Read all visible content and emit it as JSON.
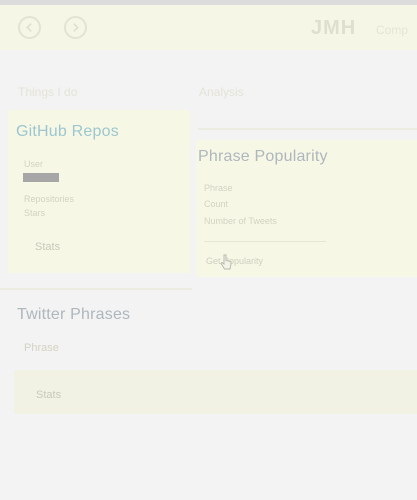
{
  "header": {
    "logo": "JMH",
    "link": "Comp"
  },
  "left": {
    "section_label": "Things I do",
    "github": {
      "title": "GitHub Repos",
      "field_label": "User",
      "field_value": "",
      "line2": "Repositories",
      "line3": "Stars",
      "button": "Stats"
    },
    "twitter": {
      "title": "Twitter Phrases",
      "field_label": "Phrase",
      "button": "Stats"
    }
  },
  "right": {
    "section_label": "Analysis",
    "popularity": {
      "title": "Phrase Popularity",
      "line1": "Phrase",
      "line2": "Count",
      "line3": "Number of Tweets",
      "line4": "",
      "line5": "Get Popularity"
    }
  },
  "colors": {
    "accent": "#9cc7cf",
    "panel": "#f7f7e6",
    "background": "#f3f3f3"
  }
}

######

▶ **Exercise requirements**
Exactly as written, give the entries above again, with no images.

▶ **Task solution**
Read all visible content and emit it as JSON.
{
  "header": {
    "logo": "JMH",
    "link": "Comp"
  },
  "left": {
    "section_label": "Things I do",
    "github": {
      "title": "GitHub Repos",
      "field_label": "User",
      "field_value": "",
      "line2": "Repositories",
      "line3": "Stars",
      "button": "Stats"
    },
    "twitter": {
      "title": "Twitter Phrases",
      "field_label": "Phrase",
      "button": "Stats"
    }
  },
  "right": {
    "section_label": "Analysis",
    "popularity": {
      "title": "Phrase Popularity",
      "line1": "Phrase",
      "line2": "Count",
      "line3": "Number of Tweets",
      "line4": "",
      "line5": "Get Popularity"
    }
  },
  "colors": {
    "accent": "#9cc7cf",
    "panel": "#f7f7e6",
    "background": "#f3f3f3"
  }
}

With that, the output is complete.